» **What to work on**: Without changing a single word, set down all of the records.

Content starts

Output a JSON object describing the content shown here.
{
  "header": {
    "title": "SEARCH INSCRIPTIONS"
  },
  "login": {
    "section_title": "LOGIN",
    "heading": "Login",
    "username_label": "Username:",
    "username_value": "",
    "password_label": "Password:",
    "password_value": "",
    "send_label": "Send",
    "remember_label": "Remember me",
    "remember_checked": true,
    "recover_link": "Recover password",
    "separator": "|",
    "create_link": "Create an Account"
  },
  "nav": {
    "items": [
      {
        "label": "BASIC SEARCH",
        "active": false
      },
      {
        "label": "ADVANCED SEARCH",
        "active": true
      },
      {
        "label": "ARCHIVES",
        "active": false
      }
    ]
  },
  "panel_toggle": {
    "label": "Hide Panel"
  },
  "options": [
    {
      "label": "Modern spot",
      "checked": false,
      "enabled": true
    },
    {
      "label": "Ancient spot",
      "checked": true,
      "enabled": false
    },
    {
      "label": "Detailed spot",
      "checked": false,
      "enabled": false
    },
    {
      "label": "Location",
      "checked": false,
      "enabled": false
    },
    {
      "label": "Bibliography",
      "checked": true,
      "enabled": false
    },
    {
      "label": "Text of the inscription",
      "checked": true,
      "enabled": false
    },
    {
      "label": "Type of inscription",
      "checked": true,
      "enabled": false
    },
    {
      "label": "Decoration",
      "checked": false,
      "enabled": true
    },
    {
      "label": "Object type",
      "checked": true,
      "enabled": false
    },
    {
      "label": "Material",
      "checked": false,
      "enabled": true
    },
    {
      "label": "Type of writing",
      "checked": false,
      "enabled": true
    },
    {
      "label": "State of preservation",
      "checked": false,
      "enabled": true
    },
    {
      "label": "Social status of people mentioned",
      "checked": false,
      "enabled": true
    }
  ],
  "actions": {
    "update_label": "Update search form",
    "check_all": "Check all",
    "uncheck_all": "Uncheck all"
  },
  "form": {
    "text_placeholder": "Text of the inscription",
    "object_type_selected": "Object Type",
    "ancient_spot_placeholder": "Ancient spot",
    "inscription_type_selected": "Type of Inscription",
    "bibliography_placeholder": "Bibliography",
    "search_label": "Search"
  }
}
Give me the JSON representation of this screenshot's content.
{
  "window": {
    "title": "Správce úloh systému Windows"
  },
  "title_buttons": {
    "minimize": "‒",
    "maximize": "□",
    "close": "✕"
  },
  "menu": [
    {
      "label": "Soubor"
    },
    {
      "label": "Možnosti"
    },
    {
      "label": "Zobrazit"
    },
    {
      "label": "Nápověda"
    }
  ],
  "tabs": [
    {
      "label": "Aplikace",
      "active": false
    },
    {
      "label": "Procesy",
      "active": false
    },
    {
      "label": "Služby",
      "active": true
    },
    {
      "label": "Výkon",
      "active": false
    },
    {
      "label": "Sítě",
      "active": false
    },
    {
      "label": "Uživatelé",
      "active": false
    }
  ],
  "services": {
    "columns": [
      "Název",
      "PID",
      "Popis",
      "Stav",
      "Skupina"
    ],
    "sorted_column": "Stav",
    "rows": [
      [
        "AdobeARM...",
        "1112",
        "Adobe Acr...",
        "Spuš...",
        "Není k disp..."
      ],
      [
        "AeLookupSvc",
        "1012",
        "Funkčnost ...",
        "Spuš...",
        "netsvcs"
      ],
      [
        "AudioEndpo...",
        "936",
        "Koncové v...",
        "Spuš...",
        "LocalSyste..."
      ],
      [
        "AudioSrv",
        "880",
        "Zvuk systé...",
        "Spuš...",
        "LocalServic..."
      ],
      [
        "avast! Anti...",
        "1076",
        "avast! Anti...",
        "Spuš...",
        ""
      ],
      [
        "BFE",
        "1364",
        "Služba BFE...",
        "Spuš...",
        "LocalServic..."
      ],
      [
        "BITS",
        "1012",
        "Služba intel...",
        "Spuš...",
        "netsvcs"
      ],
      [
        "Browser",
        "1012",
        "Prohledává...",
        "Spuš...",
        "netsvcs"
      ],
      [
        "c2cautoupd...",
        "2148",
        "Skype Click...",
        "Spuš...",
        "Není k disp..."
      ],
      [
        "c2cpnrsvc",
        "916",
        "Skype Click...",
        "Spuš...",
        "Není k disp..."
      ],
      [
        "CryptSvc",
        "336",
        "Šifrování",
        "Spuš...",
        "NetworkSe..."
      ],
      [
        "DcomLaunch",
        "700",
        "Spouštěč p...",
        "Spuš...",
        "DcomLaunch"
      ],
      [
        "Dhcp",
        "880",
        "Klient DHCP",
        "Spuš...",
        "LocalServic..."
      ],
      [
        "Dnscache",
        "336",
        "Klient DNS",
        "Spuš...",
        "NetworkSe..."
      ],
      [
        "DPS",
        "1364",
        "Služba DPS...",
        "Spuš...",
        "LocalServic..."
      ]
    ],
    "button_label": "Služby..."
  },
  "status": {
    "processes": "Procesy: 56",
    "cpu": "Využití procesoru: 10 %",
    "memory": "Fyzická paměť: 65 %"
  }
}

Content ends

» **Answer box**:
Output a JSON object describing the content shown here.
{
  "header": {
    "title": "SEARCH INSCRIPTIONS"
  },
  "login": {
    "section_title": "LOGIN",
    "heading": "Login",
    "username_label": "Username:",
    "username_value": "",
    "password_label": "Password:",
    "password_value": "",
    "send_label": "Send",
    "remember_label": "Remember me",
    "remember_checked": true,
    "recover_link": "Recover password",
    "separator": "|",
    "create_link": "Create an Account"
  },
  "nav": {
    "items": [
      {
        "label": "BASIC SEARCH",
        "active": false
      },
      {
        "label": "ADVANCED SEARCH",
        "active": true
      },
      {
        "label": "ARCHIVES",
        "active": false
      }
    ]
  },
  "panel_toggle": {
    "label": "Hide Panel"
  },
  "options": [
    {
      "label": "Modern spot",
      "checked": false,
      "enabled": true
    },
    {
      "label": "Ancient spot",
      "checked": true,
      "enabled": false
    },
    {
      "label": "Detailed spot",
      "checked": false,
      "enabled": false
    },
    {
      "label": "Location",
      "checked": false,
      "enabled": false
    },
    {
      "label": "Bibliography",
      "checked": true,
      "enabled": false
    },
    {
      "label": "Text of the inscription",
      "checked": true,
      "enabled": false
    },
    {
      "label": "Type of inscription",
      "checked": true,
      "enabled": false
    },
    {
      "label": "Decoration",
      "checked": false,
      "enabled": true
    },
    {
      "label": "Object type",
      "checked": true,
      "enabled": false
    },
    {
      "label": "Material",
      "checked": false,
      "enabled": true
    },
    {
      "label": "Type of writing",
      "checked": false,
      "enabled": true
    },
    {
      "label": "State of preservation",
      "checked": false,
      "enabled": true
    },
    {
      "label": "Social status of people mentioned",
      "checked": false,
      "enabled": true
    }
  ],
  "actions": {
    "update_label": "Update search form",
    "check_all": "Check all",
    "uncheck_all": "Uncheck all"
  },
  "form": {
    "text_placeholder": "Text of the inscription",
    "object_type_selected": "Object Type",
    "ancient_spot_placeholder": "Ancient spot",
    "inscription_type_selected": "Type of Inscription",
    "bibliography_placeholder": "Bibliography",
    "search_label": "Search"
  }
}
Give me the JSON representation of this screenshot's content.
{
  "window": {
    "title": "Správce úloh systému Windows"
  },
  "title_buttons": {
    "minimize": "‒",
    "maximize": "□",
    "close": "✕"
  },
  "menu": [
    {
      "label": "Soubor"
    },
    {
      "label": "Možnosti"
    },
    {
      "label": "Zobrazit"
    },
    {
      "label": "Nápověda"
    }
  ],
  "tabs": [
    {
      "label": "Aplikace",
      "active": false
    },
    {
      "label": "Procesy",
      "active": false
    },
    {
      "label": "Služby",
      "active": true
    },
    {
      "label": "Výkon",
      "active": false
    },
    {
      "label": "Sítě",
      "active": false
    },
    {
      "label": "Uživatelé",
      "active": false
    }
  ],
  "services": {
    "columns": [
      "Název",
      "PID",
      "Popis",
      "Stav",
      "Skupina"
    ],
    "sorted_column": "Stav",
    "rows": [
      [
        "AdobeARM...",
        "1112",
        "Adobe Acr...",
        "Spuš...",
        "Není k disp..."
      ],
      [
        "AeLookupSvc",
        "1012",
        "Funkčnost ...",
        "Spuš...",
        "netsvcs"
      ],
      [
        "AudioEndpo...",
        "936",
        "Koncové v...",
        "Spuš...",
        "LocalSyste..."
      ],
      [
        "AudioSrv",
        "880",
        "Zvuk systé...",
        "Spuš...",
        "LocalServic..."
      ],
      [
        "avast! Anti...",
        "1076",
        "avast! Anti...",
        "Spuš...",
        ""
      ],
      [
        "BFE",
        "1364",
        "Služba BFE...",
        "Spuš...",
        "LocalServic..."
      ],
      [
        "BITS",
        "1012",
        "Služba intel...",
        "Spuš...",
        "netsvcs"
      ],
      [
        "Browser",
        "1012",
        "Prohledává...",
        "Spuš...",
        "netsvcs"
      ],
      [
        "c2cautoupd...",
        "2148",
        "Skype Click...",
        "Spuš...",
        "Není k disp..."
      ],
      [
        "c2cpnrsvc",
        "916",
        "Skype Click...",
        "Spuš...",
        "Není k disp..."
      ],
      [
        "CryptSvc",
        "336",
        "Šifrování",
        "Spuš...",
        "NetworkSe..."
      ],
      [
        "DcomLaunch",
        "700",
        "Spouštěč p...",
        "Spuš...",
        "DcomLaunch"
      ],
      [
        "Dhcp",
        "880",
        "Klient DHCP",
        "Spuš...",
        "LocalServic..."
      ],
      [
        "Dnscache",
        "336",
        "Klient DNS",
        "Spuš...",
        "NetworkSe..."
      ],
      [
        "DPS",
        "1364",
        "Služba DPS...",
        "Spuš...",
        "LocalServic..."
      ]
    ],
    "button_label": "Služby..."
  },
  "status": {
    "processes": "Procesy: 56",
    "cpu": "Využití procesoru: 10 %",
    "memory": "Fyzická paměť: 65 %"
  }
}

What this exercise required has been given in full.